That night at half past eleven I hear the BBC report that there has been a bomb attack in Manchester. At a pop concert.
23 May, Tuesday
Once again waking up into a morning filled with bad news. The radio news now reports how many were killed in the attack. The BBC states that the concert had mainly been attended by teenagers and children. Some parents had been waiting outside the concert venue to pick up their children and take them home. One of the girls killed was eight years old. The children were not ‘collateral damage’, as official announcements occasionally phrase it when civilians are among those who lose their lives during military operations. The children were the target, and it wasn’t a military operation, it was vile murder, under-hand, utterly cowardly. The murderer, the ‘suicide bomber’ as they say—but isn’t that a technical term which elevates murder into some kind of professional discipline and thus lends importance to the killer?—was a 22-year-old young man, the Manchester-born son of a family who had fled from Gaddafi’s Libya to England. However, the News at Ten on TV that evening reported that the murderer’s parents and siblings were now living in Libya again. The murderer had returned from there to Manchester just a few days earlier.
Down below in Swansea Bay, at low tide the sea retreats far into the Bristol Channel. Then the tide comes in. A calm, uninterrupted breathing. It isn’t true that the world holds its breath when something happens. The world breathes and breathes and breathes. Only we humans are sometimes winded, terrified we raise our hands to our mouths, open our eyes wide, bury our faces in our hands. Until word comes—from where? who says it?: Come now, let’s go on. But outside Swansea train station, police now patrol with machine guns.
BELONGING TO WALES / PERTHYN I GYMRU is a series featuring extraordinary stories from ordinary people across Wales and beyond.
The first four contributions are taken from an e-book of multilingual stories about arriving in Wales by Meltem Arikan (Turkish), Marie Darrieussecq (French), Edin Suljic (ex-Yugoslavian, English), and Jörg Bernig (German) – with English and Welsh translations. These texts were commissioned by Dr Kathryn Jones of Swansea University’s Department of Modern Languages, for the AHRC-funded research project ‘European Travellers to Wales 1750-2010’ at Bangor University.
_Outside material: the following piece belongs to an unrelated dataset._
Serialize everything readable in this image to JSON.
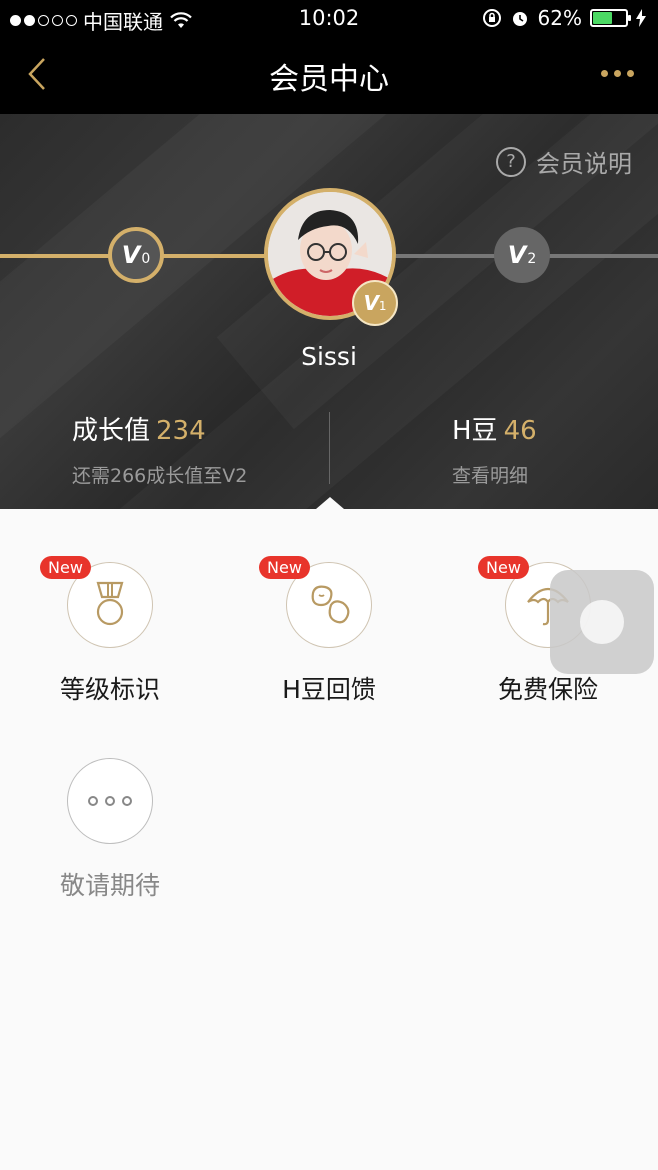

Reader responses to these stories are welcome. Email email@example.com
We are also actively seeking submissions to the series. Email firstname.lastname@example.org